What are those pitfalls? Social engineering. Almost any security question’s answer is guessable by doing research on the target person online. We share more about our lives and don’t even realize how that affects us security-wise. Many security questions have a limited set of possible answers that can be enumerated with a brute force attack (e.g. what are the most common pet names; what are the most common last names in a given country for a given period of time, in order to guess someone’s mother’s maiden name; what are the high schools in the area where the person lives, and so on). So when someone wants to takeover your account, if all they have to do is open your Facebook profile or try 20-30 options, you have no protection.
But what are they for in the first place? Account recovery. You have forgotten your password and the system asks you some details about you to allow you to reset your password. We already have largely solved the problem of account recovery – send a reset password link to the email of the user. If the system itself is an email service, or in a couple of other scenarios, you can use a phone number, where a one-time password is sent for recovery purposes (or a secondary email, for email providers).

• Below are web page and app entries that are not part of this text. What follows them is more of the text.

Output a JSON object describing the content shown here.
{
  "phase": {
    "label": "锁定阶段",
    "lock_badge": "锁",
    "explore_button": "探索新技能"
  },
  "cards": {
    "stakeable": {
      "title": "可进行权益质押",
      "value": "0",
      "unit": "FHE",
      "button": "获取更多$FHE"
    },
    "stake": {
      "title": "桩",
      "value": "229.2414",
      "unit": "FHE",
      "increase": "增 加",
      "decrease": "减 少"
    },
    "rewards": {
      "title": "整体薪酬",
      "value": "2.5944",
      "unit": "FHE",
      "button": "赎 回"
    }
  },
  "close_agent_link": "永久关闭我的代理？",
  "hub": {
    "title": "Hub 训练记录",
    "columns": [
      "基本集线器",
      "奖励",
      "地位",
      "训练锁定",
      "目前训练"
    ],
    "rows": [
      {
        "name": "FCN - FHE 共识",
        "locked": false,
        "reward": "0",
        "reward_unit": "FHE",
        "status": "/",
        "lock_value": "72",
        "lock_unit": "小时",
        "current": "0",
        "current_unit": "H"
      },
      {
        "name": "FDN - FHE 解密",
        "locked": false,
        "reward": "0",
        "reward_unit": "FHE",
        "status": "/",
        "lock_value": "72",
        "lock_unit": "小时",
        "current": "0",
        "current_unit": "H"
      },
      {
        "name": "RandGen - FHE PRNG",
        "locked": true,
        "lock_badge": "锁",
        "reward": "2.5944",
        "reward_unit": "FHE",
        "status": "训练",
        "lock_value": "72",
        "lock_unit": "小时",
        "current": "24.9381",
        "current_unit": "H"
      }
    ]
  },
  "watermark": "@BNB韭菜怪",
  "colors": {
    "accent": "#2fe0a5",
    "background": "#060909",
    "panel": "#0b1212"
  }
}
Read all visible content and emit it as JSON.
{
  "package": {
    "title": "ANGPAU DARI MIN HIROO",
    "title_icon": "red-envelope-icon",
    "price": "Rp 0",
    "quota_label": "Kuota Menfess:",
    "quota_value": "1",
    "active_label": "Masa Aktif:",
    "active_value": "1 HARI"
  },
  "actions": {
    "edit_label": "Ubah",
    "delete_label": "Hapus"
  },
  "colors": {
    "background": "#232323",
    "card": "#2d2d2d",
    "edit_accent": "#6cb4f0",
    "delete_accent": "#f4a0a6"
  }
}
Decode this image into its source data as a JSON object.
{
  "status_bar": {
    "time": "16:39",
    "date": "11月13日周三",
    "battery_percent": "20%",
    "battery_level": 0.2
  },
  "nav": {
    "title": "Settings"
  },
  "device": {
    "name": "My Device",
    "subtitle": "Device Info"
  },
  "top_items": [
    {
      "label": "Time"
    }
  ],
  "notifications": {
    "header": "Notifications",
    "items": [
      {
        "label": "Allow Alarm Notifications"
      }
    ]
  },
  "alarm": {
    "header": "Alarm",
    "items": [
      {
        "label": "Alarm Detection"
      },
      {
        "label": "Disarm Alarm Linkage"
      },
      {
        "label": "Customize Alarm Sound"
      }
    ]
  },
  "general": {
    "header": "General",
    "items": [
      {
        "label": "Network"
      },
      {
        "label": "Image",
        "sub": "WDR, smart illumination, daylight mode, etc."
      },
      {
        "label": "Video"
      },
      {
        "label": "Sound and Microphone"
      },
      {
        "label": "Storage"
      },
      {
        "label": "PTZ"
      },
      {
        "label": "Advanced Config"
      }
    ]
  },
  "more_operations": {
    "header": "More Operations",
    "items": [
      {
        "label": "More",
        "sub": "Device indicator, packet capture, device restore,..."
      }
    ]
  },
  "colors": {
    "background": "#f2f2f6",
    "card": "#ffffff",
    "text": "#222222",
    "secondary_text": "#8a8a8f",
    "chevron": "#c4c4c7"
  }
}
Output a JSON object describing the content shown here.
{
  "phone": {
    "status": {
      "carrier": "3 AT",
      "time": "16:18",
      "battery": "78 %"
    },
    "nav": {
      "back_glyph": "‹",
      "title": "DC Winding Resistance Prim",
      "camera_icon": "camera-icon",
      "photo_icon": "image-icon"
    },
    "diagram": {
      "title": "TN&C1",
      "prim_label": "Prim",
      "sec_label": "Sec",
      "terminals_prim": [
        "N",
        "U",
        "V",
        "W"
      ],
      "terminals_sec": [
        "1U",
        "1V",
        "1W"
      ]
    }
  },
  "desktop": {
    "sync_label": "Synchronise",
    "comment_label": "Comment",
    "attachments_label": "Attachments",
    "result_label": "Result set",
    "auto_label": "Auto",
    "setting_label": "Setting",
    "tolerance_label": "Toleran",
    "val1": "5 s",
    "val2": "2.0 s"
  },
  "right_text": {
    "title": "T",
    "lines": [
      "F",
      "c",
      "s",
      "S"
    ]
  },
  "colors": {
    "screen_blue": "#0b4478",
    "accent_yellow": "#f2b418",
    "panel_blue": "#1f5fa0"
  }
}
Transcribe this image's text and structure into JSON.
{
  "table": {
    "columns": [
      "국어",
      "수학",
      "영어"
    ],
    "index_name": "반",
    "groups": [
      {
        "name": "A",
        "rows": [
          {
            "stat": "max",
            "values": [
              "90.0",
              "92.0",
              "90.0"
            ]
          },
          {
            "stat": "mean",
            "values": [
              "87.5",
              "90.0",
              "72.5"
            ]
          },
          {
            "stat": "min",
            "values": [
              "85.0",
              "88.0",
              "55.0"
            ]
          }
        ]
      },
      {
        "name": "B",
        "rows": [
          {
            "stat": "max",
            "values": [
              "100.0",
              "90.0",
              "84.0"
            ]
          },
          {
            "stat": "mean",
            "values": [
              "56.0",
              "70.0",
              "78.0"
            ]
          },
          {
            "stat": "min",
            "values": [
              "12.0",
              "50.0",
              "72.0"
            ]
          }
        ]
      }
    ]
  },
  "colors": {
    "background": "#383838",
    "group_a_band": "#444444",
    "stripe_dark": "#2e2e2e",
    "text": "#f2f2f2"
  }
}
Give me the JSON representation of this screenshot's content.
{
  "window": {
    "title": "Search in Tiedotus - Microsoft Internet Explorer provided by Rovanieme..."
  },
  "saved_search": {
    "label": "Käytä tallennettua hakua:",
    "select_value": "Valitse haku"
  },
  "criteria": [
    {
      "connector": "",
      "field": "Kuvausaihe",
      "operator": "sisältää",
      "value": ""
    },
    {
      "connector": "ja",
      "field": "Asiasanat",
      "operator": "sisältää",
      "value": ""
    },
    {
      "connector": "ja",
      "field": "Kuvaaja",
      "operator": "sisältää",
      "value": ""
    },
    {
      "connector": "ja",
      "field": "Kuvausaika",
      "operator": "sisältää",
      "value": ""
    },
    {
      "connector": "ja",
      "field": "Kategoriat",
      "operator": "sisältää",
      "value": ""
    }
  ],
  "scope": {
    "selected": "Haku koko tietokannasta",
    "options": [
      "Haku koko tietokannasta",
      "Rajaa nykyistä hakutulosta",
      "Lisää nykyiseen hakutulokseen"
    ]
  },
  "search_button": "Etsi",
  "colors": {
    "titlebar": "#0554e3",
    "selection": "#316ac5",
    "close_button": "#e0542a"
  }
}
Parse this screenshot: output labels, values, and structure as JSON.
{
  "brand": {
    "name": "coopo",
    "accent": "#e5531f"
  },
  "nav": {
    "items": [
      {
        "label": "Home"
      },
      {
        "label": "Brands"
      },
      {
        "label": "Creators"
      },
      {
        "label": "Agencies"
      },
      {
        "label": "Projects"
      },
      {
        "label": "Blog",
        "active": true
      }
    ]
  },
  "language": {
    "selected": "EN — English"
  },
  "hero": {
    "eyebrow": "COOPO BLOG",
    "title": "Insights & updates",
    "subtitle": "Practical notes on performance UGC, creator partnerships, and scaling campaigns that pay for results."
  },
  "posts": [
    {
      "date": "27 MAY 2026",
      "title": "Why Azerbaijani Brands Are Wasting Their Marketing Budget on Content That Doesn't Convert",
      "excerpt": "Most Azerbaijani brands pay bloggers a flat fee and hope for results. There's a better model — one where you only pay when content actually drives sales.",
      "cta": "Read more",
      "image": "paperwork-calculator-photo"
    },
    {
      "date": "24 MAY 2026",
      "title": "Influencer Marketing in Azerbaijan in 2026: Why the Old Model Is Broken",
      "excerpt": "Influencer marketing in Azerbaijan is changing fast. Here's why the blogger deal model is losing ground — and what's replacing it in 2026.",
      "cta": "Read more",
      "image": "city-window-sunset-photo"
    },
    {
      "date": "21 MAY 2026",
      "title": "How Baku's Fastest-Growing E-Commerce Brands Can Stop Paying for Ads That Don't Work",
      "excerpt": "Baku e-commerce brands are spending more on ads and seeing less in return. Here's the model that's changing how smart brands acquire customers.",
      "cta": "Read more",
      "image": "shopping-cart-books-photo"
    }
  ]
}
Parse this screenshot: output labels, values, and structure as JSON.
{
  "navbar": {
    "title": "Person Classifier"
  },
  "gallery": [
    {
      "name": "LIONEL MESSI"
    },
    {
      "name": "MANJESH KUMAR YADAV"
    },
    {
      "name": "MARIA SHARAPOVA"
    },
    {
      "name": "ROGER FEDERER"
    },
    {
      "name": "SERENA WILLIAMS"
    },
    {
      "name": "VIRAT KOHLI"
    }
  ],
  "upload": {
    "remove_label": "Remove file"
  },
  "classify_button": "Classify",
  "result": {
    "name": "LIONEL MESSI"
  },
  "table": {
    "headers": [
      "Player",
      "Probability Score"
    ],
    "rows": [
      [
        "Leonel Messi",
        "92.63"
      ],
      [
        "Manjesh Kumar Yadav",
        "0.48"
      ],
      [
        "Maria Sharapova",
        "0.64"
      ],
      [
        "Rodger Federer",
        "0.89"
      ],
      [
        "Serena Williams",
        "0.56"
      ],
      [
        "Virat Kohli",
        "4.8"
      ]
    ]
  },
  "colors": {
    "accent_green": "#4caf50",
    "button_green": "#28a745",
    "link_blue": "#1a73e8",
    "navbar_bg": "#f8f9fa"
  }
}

So we have the account recovery problem largely solved, why are security questions still around? Inertia, I guess. And the five monkeys experiment. There is no good reason to have a security question if you can have recovery email or phone. And you can safely consider that to be true (ok, maybe there are edge cases).
There are certain types of account recovery measures that resemble security questions and can be implemented as an additional layer, on top of a phone or email recovery. For more important services (e.g. your Facebook account or your main email), it may not be safe to consider just owning the phone or just having access to the associated email to be enough. Phones get stolen, emails get “broken into”. That’s why a security-like set of questions may serve as additional protection. For example – guessing recent activity. Facebook does that sometimes by asking you about your activity on the site or about your friends. This is not perfect, as it can be monitored by the malicious actor, but is an option. For your email, you can be asked what are the most recent emails that you’ve sent, and be presented with options to choose from, with some made up examples. These things are hard to implement because of geographic and language differences, but “guess your recent activity among these choices”, e.g. dynamically defined security questions, may be an acceptable additional step for account recovery.
But fixed security questions – no. Let’s kill those. I’m not the first to argue against security questions, but we need to be reminded that certain bad security practices should be left in the past.
Authentication is changing. We are desperately trying to get rid of the password itself (and still failing to do so), but before we manage to do so, we should first get rid of the “bad password in disguise”, the security question.
|Published on Java Code Geeks with permission by Bozhidar Bozhanov, partner at our JCG program. See the original article here: Let’s Kill Security Questions
Opinions expressed by Java Code Geeks contributors are their own.